Instructions for the task –
What is the number of lines in the data below that contain "count"? Answer with that number and no other words.

Records –
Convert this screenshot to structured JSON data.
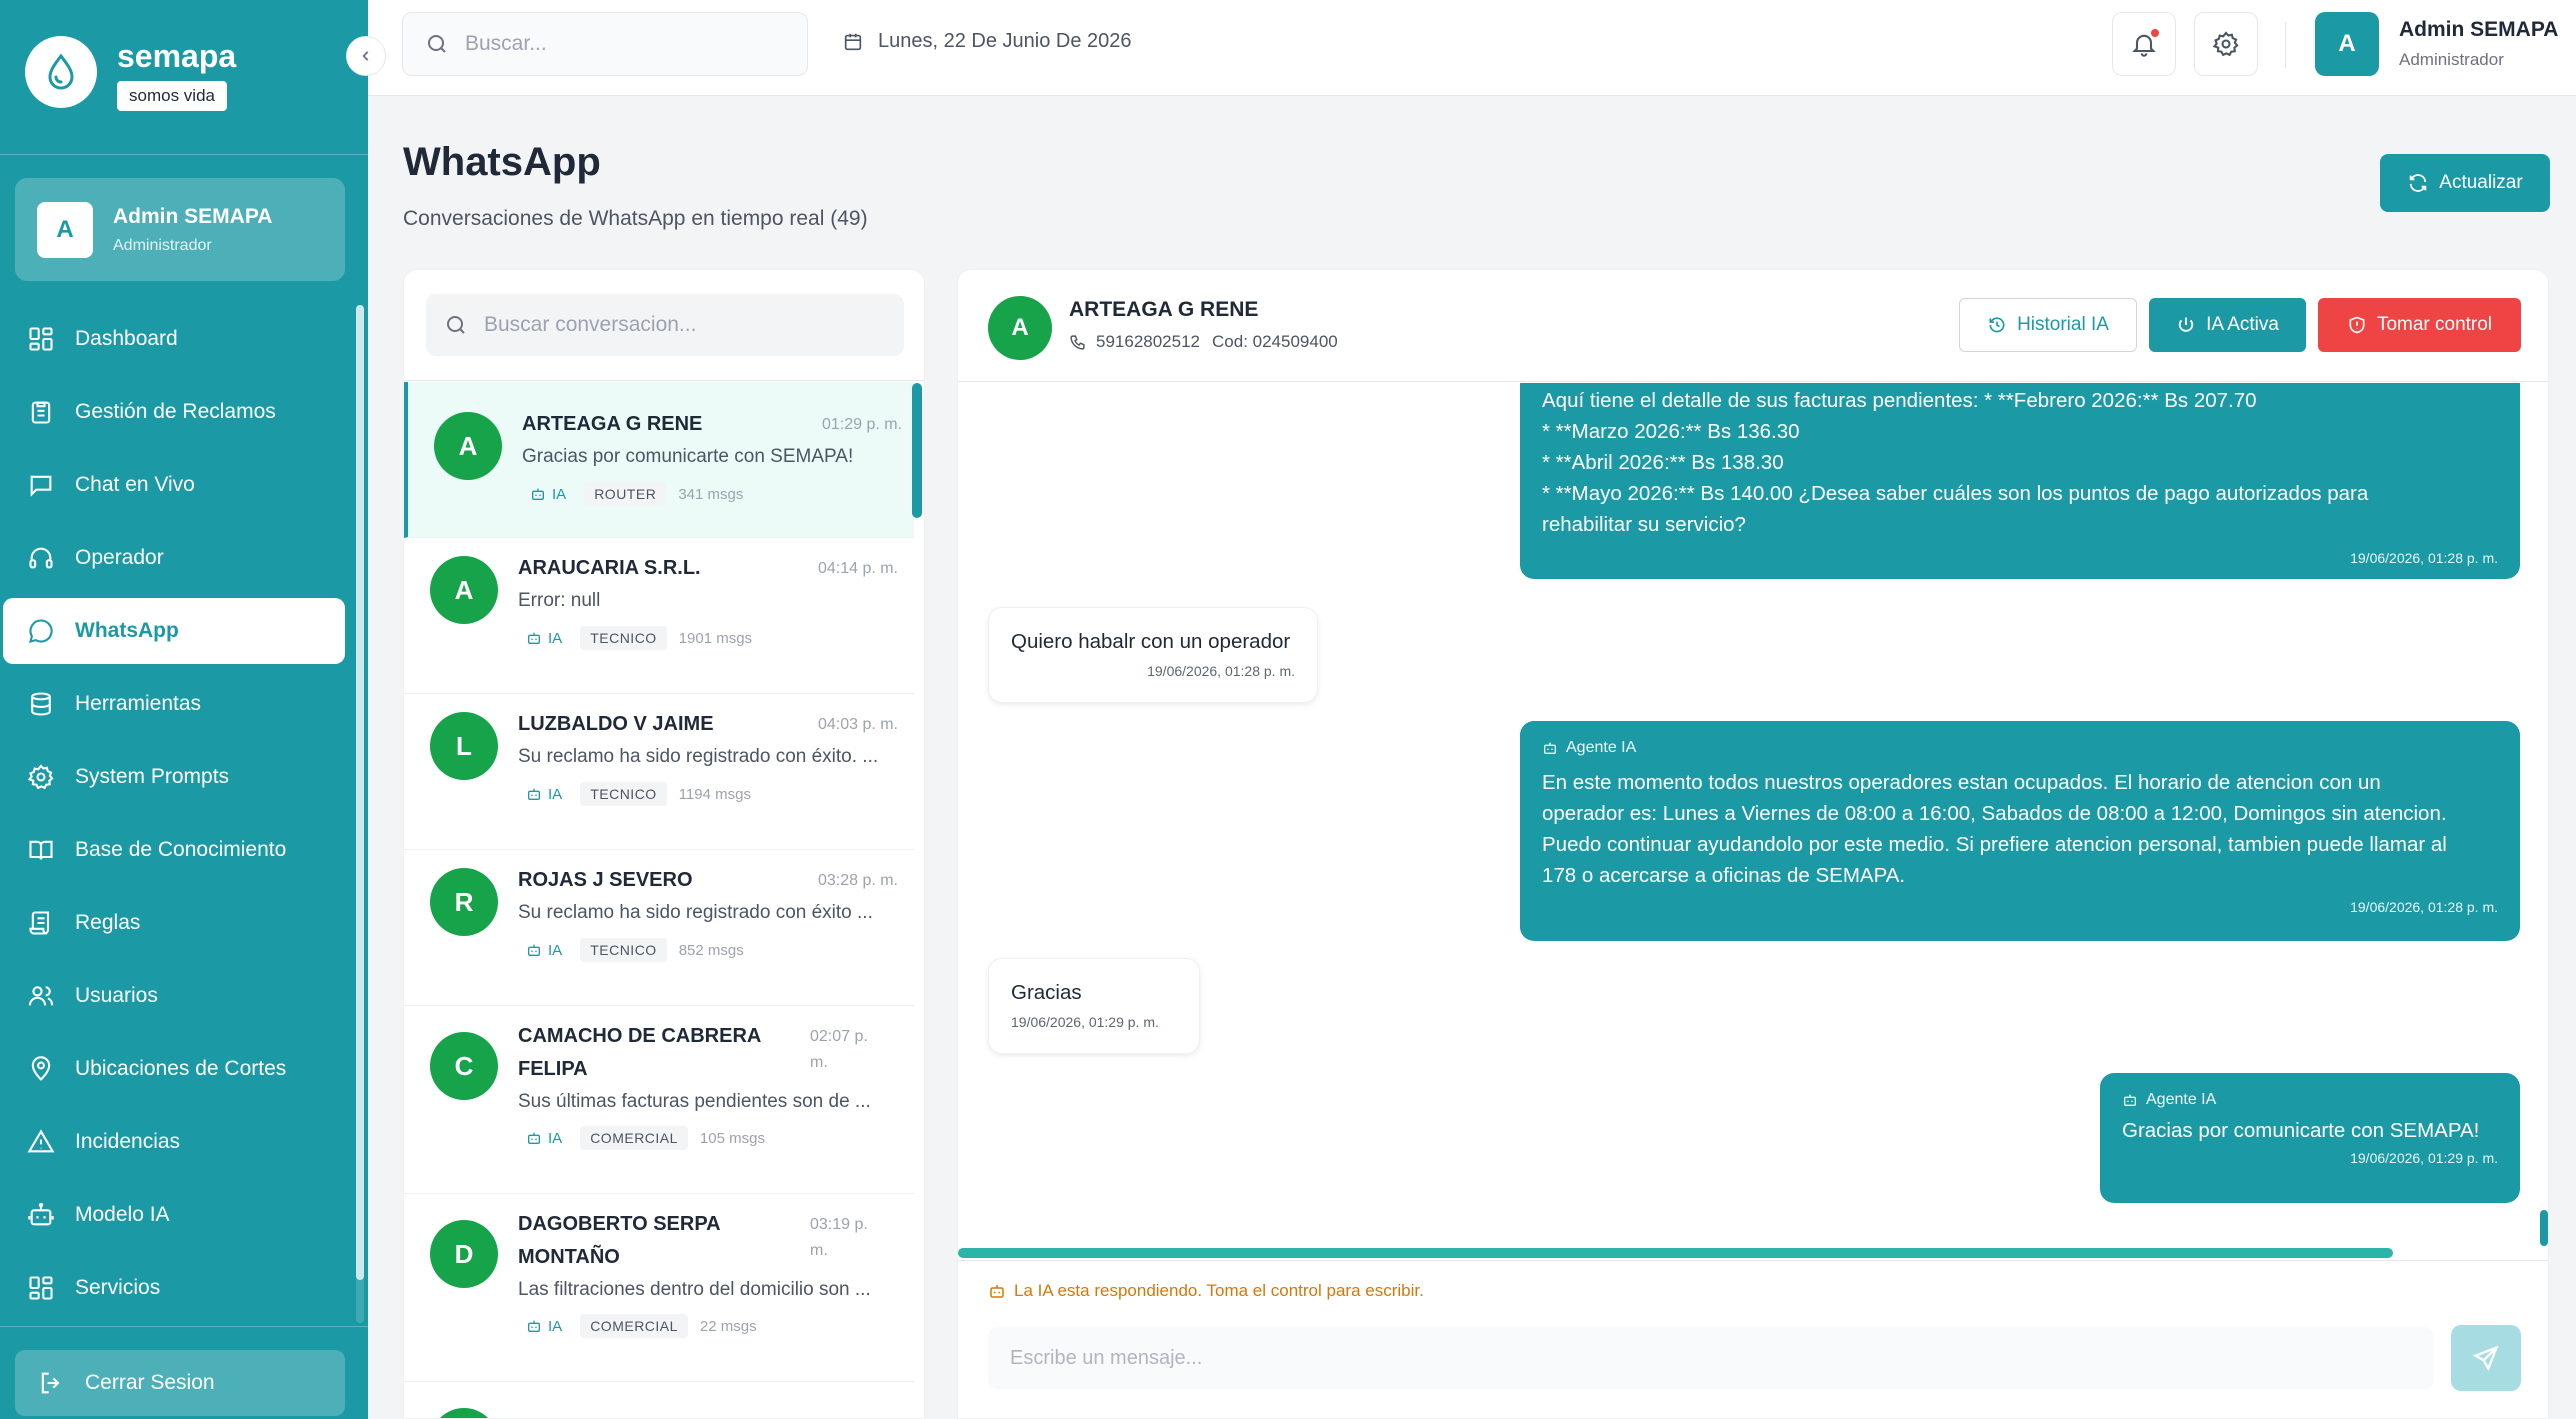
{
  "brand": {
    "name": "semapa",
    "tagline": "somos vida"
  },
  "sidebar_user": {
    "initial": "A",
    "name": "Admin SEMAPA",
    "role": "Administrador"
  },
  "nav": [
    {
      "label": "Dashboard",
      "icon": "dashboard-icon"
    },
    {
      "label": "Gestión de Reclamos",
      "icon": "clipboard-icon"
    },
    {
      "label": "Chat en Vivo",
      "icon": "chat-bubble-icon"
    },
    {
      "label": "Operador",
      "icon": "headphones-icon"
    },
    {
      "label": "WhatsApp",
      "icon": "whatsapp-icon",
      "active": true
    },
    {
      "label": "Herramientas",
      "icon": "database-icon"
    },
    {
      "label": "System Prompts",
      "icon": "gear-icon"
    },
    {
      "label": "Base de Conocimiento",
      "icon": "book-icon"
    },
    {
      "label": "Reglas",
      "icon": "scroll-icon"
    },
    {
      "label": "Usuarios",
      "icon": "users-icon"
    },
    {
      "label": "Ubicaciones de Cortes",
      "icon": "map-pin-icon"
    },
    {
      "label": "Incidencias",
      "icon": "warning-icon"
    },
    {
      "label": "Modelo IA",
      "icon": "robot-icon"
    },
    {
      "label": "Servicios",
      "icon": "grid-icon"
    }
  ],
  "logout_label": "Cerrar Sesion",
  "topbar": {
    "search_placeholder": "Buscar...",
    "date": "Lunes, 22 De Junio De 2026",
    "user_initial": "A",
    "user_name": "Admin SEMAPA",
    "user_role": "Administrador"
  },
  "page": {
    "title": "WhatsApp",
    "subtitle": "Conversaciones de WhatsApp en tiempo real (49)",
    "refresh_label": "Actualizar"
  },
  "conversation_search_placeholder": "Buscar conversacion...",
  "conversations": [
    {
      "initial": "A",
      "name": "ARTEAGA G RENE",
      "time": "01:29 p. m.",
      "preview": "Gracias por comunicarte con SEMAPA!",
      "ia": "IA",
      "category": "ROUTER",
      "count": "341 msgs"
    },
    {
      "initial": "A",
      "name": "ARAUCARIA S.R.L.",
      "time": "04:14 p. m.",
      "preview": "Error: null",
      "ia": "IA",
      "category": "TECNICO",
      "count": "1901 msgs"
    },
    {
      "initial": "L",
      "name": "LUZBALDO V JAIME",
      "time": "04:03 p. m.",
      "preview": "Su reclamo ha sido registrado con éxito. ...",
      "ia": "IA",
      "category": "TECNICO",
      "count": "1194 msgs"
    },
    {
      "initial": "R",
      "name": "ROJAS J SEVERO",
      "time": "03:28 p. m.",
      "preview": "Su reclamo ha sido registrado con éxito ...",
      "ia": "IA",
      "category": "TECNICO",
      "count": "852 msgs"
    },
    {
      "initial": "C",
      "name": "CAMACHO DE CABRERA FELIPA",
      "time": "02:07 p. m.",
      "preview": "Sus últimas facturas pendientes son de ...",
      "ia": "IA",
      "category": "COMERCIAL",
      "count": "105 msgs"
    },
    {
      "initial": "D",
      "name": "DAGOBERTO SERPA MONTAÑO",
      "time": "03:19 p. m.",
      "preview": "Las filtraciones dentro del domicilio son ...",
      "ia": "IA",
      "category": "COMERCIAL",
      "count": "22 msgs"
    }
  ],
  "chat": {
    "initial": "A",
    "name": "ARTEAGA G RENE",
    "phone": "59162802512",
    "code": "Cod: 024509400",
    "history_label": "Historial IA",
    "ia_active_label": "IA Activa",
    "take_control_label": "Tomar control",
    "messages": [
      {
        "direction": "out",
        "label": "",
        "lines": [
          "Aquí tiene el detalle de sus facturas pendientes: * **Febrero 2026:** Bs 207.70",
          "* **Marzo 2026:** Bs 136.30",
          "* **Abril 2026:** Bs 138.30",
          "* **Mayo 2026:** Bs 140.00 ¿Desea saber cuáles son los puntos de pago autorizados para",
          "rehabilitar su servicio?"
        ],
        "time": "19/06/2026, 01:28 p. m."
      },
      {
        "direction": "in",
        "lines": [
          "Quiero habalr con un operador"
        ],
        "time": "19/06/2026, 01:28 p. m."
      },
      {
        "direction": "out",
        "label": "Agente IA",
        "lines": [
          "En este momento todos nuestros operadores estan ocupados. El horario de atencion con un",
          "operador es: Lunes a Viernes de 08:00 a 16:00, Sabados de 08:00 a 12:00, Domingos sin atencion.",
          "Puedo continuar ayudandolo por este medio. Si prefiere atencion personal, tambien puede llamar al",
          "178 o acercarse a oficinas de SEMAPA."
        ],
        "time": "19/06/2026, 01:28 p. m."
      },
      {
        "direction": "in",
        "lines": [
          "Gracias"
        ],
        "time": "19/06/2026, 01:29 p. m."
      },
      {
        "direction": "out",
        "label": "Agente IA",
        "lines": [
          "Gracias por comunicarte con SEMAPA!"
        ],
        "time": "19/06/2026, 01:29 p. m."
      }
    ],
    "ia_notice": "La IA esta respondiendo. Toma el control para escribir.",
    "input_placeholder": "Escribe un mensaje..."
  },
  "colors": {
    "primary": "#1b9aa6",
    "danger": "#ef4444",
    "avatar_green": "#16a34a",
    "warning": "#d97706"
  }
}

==

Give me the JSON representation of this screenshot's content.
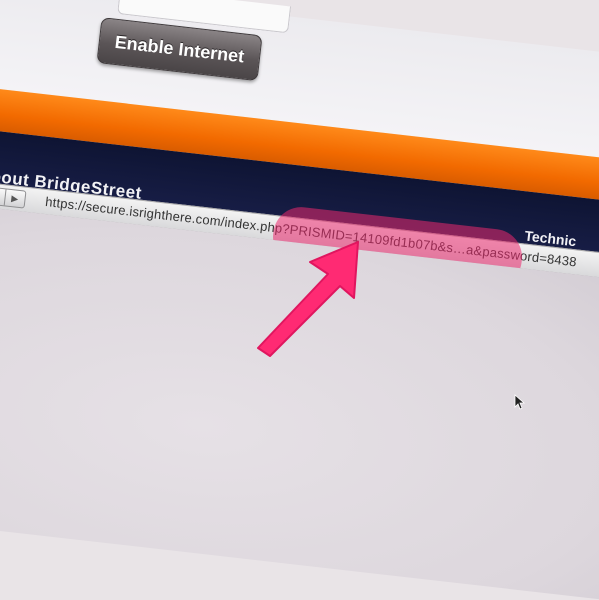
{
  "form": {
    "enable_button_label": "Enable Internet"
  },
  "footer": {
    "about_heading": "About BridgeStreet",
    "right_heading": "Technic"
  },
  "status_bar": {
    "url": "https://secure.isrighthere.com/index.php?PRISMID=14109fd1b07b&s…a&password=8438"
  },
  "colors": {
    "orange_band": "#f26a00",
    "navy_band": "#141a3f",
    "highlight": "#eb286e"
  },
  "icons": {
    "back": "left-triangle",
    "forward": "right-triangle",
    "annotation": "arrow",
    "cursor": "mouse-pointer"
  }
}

Output of the task –
6